[Dataset items]
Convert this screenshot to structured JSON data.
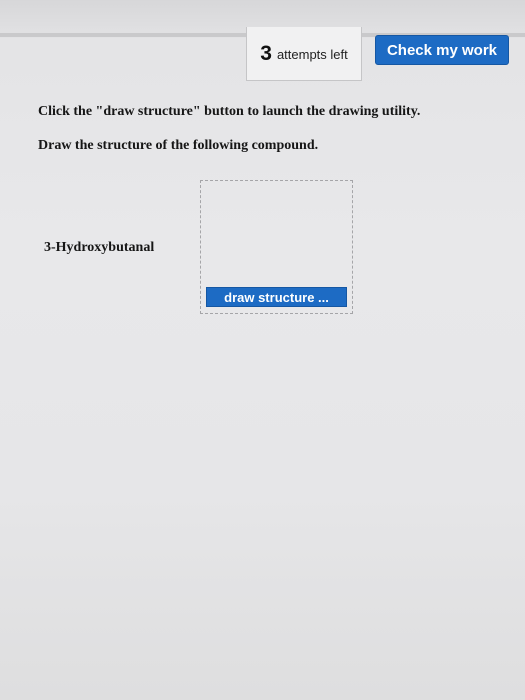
{
  "header": {
    "attempts_count": "3",
    "attempts_label": "attempts left",
    "check_button_label": "Check my work"
  },
  "question": {
    "instruction_launch": "Click the \"draw structure\" button to launch the drawing utility.",
    "instruction_draw": "Draw the structure of the following compound.",
    "compound_name": "3-Hydroxybutanal",
    "draw_button_label": "draw structure ..."
  },
  "colors": {
    "accent_blue": "#1d6bc4",
    "page_background": "#e6e6e8"
  }
}
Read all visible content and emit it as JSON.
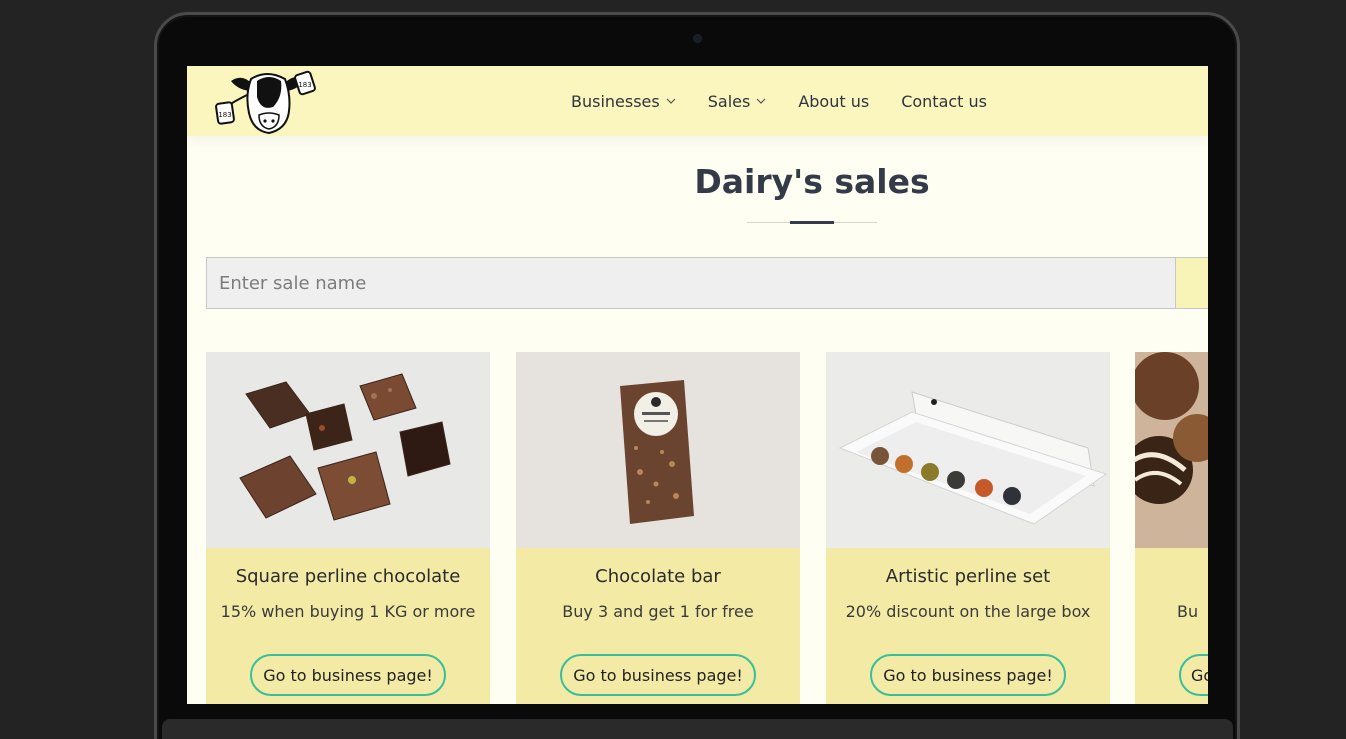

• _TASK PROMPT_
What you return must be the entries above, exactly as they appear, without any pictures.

• _EXERCISE OUTPUT_
Convert this screenshot to structured JSON data.
{
  "header": {
    "attempts_count": "3",
    "attempts_label": "attempts left",
    "check_button_label": "Check my work"
  },
  "question": {
    "instruction_launch": "Click the \"draw structure\" button to launch the drawing utility.",
    "instruction_draw": "Draw the structure of the following compound.",
    "compound_name": "3-Hydroxybutanal",
    "draw_button_label": "draw structure ..."
  },
  "colors": {
    "accent_blue": "#1d6bc4",
    "page_background": "#e6e6e8"
  }
}
Read all visible content and emit it as JSON.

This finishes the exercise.